Nonwhites are moving toward majority status in the U.S. by 2044, if not sooner. And we care about the outdoors. When voters of color were polled by New American Media and the Next 100 Coalition last summer, 70 percent said they participated in outdoor activities. Latinos, the largest ethnic group in the U.S., have consistently polled very strongly in their commitment to recreation and the environment. They also spend more per capita on outdoor gear—$592 annually—than any other racial group, including whites, according to other research by the Outdoor Industry Association.

What people of color don’t do much: go to national parks, where some 80 percent of visitors are white. This is partly due to the economic and logistical hurdles of reaching attractions like Yellowstone or the Grand Canyon. The underappreciated factor is that the revered notion of solitude in wilderness, sprinkled throughout agency mission statements, legislation, and the literary writings of white men, can feel alien and even exclusionary to immigrant communities that value crowds for safety, socialization, and support. Culture matters. According to 95 percent of the New American Media poll respondents, it is “important for young people to see their culture and histories reflected in public lands.”

That concept was championed in One Hundred Years, a plan for the future that the National Park Service released after its 2016 centennial. It was also reflected in a flurry of monument designations by President Obama near the end of his second term: from Freedom Riders in Alabama, to Stonewall in New York City, to Belmont-Paul Women’s Equality in Washington, D.C.—all pieces of the American pie carved out for traditionally underrepresented groups. Interior secretary Ryan Zinke has even embraced the idea, recommending new monuments at Kentucky’s Camp Nelson, where African American regiments in the Union Army trained, and in Jackson, Mississippi, at the home of civil-rights hero Medgar Evers. Recognizing these places offers a window to view our role in the American story, giving us a sense of ownership in a system that wasn’t hatched with us in mind.

Going forward, we need to work even harder at bringing parks to the people. This means centering our efforts on establishing and defending places like the Santa Monica Mountains National Recreation Area, a 153,075-acre patchwork of federal, state, local, and—significantly—private properties bordering Los Angeles. In October a California congressional group introduced a bill that would more than double its size, expanding its boundaries to encompass the so-called Rim of the Valley Corridor (a half-dozen Southern California mountains) and creating a link to the San Gabriel Mountains National Monument, which has become a primary escape for Los Angeles’s near majority Latino population. This kind of public-private collaboration, many years in the making, has enabled the growth of numerous urban parks across the country. In an era of slashed budgets, it has also helped fuel innovative outreach efforts in the Santa Monica Mountains such as La Ranger Troca, a food truck turned mobile visitor center that offers guidance on how to enjoy the peaks while also collecting and sharing stories about how people connect with nature in the urban sprawl of the valleys below.

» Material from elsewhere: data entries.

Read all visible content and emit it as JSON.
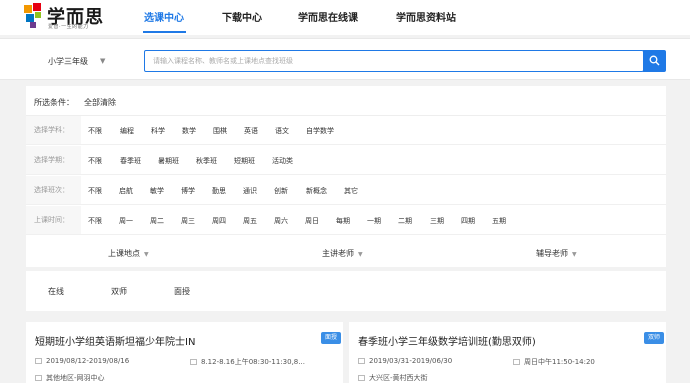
{
  "header": {
    "logo_text": "学而思",
    "logo_slogan": "爱智·一生的能力",
    "nav": [
      "选课中心",
      "下载中心",
      "学而思在线课",
      "学而思资料站"
    ]
  },
  "search": {
    "grade": "小学三年级",
    "placeholder": "请输入课程名称、教师名或上课地点查找班级"
  },
  "filters": {
    "selected_label": "所选条件：",
    "clear_all": "全部清除",
    "rows": [
      {
        "label": "选择学科：",
        "options": [
          "不限",
          "编程",
          "科学",
          "数学",
          "围棋",
          "英语",
          "语文",
          "自学数学"
        ]
      },
      {
        "label": "选择学期：",
        "options": [
          "不限",
          "春季班",
          "暑期班",
          "秋季班",
          "短期班",
          "活动类"
        ]
      },
      {
        "label": "选择班次：",
        "options": [
          "不限",
          "启航",
          "敏学",
          "博学",
          "勤思",
          "通识",
          "创新",
          "新概念",
          "其它"
        ]
      },
      {
        "label": "上课时间：",
        "options": [
          "不限",
          "周一",
          "周二",
          "周三",
          "周四",
          "周五",
          "周六",
          "周日",
          "每期",
          "一期",
          "二期",
          "三期",
          "四期",
          "五期"
        ]
      }
    ],
    "dropdowns": [
      "上课地点",
      "主讲老师",
      "辅导老师"
    ]
  },
  "modes": [
    "在线",
    "双师",
    "面授"
  ],
  "cards": [
    {
      "title": "短期班小学组英语斯坦福少年院士IN",
      "badge": "面授",
      "date": "2019/08/12-2019/08/16",
      "time": "8.12-8.16上午08:30-11:30,8...",
      "location": "其他地区-网羽中心"
    },
    {
      "title": "春季班小学三年级数学培训班(勤思双师)",
      "badge": "双师",
      "date": "2019/03/31-2019/06/30",
      "time": "周日中午11:50-14:20",
      "location": "大兴区-黄村西大街"
    }
  ],
  "colors": {
    "accent": "#1f79e6"
  }
}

Places like the Santa Monica Mountains and the Japanese American Exclusion Memorial help people of color make the cultural, psychological, and political leap to caring about a distant desert canyon in Utah or caribou in Alaska. At my own outdoor oasis on Bainbridge Island, the words NIDOTO NAI YONI, or “Let it not happen again,” are mounted on a stone wall in metal letters. It’s a reference to the despicable targeting of a people based on their race. But it’s also a sentiment that I take as a warning about what might happen to our public lands if America clings to a narrow interpretation of the places worth saving.